When Can Police Legally Stop You?The Fourth Amendment to the United States Constitution protects individuals from unreasonable searches and seizures. This means that police must have a valid reason to stop a person before they can conduct a search or make an arrest. Generally speaking, police officers are allowed to stop someone if they have probable cause to believe that the person has committed, is committing, or is about to commit a crime. Probable cause is based on facts and circumstances that would lead a reasonable person to believe that a crime has been or is about to be committed.
This can include any number of factors, such as suspicious behavior, witnessing the commission of a crime, or information received from a reliable source. It is important to note that police officers do not need to have absolute certainty that a crime has been committed – they only need enough evidence to support a reasonable suspicion. In addition, police are also allowed to stop people for traffic violations, such as speeding or running a red light. In some states, police officers may also be able to conduct “pretext stops,” which are stops initiated for one purpose (such as a traffic violation) but then used as an opportunity to investigate other potential crimes. It is important to remember that police must always have a valid reason for stopping someone. If you believe that your rights have been violated during a police stop, it is important to seek legal advice as soon as possible.
Summary of Police Stop Procedures by StateEach US state has its own set of laws governing police stops.
Generally, in order to conduct a legal stop, police must have reasonable suspicion that a crime has been committed or is about to be committed. In some states, officers must also have probable cause before they can stop a vehicle. It is important to understand the laws in your state so that you know your rights and can protect them if you are ever stopped by police. In many states, for example, officers may not pull over a car just because they want to ask the driver questions. Additionally, if the officer stops you for a minor traffic violation and then begins to ask unrelated questions, this could be considered an illegal search and seizure.
Knowing the rules in your state can help you determine if the officer’s actions are legal or not. In most states, police are allowed to use their discretion when deciding when and how to make a traffic stop. This means that even if an officer has reasonable suspicion that a crime has occurred or is about to occur, they may choose not to act on it. They are also allowed to use their discretion when searching a vehicle or person. However, it is important to remember that police officers must follow the laws of the state in which they are operating.

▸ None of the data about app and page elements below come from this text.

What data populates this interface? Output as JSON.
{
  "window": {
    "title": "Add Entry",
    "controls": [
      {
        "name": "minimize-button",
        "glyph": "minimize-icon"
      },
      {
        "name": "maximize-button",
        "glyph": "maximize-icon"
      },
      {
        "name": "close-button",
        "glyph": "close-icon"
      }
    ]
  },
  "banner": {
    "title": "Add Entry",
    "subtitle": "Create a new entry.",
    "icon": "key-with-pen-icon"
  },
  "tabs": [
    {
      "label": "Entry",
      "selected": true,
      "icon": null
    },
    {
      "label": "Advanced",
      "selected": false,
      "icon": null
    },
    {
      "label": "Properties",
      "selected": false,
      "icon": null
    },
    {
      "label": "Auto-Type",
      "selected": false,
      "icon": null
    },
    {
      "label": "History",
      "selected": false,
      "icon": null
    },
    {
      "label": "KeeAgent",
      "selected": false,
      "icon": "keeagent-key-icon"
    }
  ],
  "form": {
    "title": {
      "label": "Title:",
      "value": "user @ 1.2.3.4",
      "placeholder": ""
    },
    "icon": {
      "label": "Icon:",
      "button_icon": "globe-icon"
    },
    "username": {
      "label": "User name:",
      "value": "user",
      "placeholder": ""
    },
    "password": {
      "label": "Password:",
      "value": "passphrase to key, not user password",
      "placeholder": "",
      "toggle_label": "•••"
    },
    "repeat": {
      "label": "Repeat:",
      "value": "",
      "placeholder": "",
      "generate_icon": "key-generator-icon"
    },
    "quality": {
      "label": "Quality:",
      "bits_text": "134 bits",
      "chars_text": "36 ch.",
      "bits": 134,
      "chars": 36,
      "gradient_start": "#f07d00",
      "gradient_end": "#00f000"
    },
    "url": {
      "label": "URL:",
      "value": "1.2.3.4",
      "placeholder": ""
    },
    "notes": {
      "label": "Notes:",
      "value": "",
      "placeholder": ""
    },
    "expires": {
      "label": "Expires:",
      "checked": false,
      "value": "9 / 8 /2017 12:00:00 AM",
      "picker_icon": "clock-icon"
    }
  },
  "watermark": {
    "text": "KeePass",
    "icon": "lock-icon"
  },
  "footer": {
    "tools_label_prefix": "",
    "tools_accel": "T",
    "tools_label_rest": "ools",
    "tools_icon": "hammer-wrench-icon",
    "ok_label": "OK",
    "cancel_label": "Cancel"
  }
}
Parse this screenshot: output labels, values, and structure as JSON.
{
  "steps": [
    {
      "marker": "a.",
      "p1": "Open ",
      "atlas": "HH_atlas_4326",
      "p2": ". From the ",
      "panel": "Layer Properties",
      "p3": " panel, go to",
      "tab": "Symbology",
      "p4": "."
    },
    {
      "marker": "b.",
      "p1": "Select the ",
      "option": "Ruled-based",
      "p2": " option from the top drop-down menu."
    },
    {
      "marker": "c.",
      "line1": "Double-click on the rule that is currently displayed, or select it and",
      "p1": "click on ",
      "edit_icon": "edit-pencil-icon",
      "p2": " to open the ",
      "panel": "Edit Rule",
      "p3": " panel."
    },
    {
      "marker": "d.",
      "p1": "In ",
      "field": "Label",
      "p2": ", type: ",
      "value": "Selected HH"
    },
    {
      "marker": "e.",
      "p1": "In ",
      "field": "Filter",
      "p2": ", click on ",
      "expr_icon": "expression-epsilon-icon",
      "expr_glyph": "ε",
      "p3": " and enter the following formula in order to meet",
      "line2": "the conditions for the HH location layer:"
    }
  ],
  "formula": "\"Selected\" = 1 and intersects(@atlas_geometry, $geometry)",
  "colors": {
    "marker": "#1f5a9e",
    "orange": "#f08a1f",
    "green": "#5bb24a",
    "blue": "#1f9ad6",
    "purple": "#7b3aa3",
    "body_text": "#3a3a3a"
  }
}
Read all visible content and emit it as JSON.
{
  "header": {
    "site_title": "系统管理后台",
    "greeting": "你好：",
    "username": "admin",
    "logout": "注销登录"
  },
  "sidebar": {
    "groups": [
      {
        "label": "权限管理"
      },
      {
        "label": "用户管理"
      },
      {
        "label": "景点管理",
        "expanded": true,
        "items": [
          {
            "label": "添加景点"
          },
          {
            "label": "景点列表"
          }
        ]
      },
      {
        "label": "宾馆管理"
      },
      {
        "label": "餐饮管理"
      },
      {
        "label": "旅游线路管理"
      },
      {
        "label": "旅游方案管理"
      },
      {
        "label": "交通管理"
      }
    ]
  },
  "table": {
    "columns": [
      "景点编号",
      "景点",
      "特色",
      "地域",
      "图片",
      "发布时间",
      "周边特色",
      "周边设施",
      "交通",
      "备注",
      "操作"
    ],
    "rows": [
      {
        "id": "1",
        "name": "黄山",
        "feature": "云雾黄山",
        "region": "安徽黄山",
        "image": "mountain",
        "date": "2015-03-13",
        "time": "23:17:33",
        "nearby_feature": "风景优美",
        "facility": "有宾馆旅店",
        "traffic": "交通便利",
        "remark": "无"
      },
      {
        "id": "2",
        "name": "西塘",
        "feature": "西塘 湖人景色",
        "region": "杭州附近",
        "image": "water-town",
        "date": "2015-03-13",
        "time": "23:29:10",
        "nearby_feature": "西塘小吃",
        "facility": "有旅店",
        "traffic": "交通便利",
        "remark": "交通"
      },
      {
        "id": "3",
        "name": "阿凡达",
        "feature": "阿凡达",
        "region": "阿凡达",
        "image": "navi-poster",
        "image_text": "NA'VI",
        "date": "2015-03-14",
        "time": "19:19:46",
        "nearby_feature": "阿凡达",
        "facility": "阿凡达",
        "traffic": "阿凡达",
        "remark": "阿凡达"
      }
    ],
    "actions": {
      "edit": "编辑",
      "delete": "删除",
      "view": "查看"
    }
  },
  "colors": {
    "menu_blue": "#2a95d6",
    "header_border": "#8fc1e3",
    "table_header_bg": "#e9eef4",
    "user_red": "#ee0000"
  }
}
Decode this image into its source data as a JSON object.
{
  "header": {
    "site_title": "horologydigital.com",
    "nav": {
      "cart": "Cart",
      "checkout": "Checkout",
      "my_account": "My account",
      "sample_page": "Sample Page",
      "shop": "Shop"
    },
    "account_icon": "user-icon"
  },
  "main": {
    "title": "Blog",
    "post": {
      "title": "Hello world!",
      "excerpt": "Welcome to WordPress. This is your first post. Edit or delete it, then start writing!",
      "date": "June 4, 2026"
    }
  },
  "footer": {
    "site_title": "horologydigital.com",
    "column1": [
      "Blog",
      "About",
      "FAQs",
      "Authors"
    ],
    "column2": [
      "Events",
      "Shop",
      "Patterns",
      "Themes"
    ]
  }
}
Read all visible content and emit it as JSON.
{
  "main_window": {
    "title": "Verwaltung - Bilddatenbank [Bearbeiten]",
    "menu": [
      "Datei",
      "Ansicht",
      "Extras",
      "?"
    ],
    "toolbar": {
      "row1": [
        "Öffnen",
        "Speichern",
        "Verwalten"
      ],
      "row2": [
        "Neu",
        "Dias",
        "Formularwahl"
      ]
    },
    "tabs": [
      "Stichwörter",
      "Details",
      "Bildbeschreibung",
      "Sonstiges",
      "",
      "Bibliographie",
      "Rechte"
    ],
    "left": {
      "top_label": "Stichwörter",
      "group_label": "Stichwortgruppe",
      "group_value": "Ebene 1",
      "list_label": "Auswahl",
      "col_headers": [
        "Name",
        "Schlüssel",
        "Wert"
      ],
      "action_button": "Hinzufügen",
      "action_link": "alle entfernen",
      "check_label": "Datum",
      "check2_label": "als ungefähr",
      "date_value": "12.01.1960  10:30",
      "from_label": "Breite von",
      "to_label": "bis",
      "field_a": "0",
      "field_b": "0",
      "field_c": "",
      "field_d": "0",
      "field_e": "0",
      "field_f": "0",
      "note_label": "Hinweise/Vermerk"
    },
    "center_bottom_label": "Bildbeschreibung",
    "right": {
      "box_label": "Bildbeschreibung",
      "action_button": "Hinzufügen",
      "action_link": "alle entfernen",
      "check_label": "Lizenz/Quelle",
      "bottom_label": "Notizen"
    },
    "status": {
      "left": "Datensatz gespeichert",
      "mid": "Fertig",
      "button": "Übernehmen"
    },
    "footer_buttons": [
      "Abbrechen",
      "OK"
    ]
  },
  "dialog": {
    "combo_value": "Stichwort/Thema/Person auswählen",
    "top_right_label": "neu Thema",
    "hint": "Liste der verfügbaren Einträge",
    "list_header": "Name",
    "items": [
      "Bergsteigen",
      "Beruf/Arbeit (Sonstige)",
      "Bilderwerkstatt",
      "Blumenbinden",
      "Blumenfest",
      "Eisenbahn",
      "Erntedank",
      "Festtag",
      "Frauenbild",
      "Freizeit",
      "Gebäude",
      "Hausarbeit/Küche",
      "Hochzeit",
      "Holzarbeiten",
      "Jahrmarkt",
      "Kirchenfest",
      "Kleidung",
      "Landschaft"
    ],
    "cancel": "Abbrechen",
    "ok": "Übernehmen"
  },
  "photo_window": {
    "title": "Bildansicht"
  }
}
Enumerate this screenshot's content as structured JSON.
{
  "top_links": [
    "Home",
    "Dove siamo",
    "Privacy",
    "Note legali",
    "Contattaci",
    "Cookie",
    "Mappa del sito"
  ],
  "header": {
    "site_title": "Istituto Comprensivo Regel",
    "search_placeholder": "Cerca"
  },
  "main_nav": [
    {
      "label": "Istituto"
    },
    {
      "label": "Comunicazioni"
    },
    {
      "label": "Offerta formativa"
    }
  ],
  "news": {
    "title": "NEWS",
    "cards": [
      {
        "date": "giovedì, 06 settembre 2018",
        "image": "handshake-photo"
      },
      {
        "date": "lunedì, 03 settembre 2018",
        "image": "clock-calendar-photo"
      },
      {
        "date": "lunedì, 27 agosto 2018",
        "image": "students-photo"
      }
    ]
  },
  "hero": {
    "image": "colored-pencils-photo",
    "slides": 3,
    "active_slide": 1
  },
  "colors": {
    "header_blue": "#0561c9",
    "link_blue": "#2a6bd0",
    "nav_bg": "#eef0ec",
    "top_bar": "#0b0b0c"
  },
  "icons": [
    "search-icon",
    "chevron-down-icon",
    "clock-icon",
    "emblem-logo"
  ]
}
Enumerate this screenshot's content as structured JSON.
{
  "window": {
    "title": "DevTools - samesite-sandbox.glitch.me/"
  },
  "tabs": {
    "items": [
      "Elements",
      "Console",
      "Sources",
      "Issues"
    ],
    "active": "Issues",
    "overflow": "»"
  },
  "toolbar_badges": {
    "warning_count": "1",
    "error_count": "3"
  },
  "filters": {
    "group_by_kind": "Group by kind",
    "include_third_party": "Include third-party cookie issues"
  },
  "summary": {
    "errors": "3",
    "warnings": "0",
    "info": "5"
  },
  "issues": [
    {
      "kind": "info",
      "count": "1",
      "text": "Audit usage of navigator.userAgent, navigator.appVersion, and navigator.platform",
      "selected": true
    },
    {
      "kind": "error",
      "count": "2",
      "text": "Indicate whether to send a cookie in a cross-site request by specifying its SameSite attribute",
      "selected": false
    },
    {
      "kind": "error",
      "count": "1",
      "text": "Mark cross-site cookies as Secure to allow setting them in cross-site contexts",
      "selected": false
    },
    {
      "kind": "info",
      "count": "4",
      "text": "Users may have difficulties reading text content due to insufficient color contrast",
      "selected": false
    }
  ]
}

Knowing the laws of your state will help ensure that your rights are protected if you are ever stopped by police. In this article, we’ve covered the key points of police stop procedures by state. It’s important to understand when and why police can legally stop you, the role of probable cause, and other information in order to protect your rights. If you feel like your rights have been violated during a police stop, remember to stay calm and take down the badge number and name of the officer. It’s also a good idea to contact a lawyer if you feel like your rights were violated. At the end of the day, the more you know about police stop procedures by state, the more prepared you’ll be when you’re behind the wheel.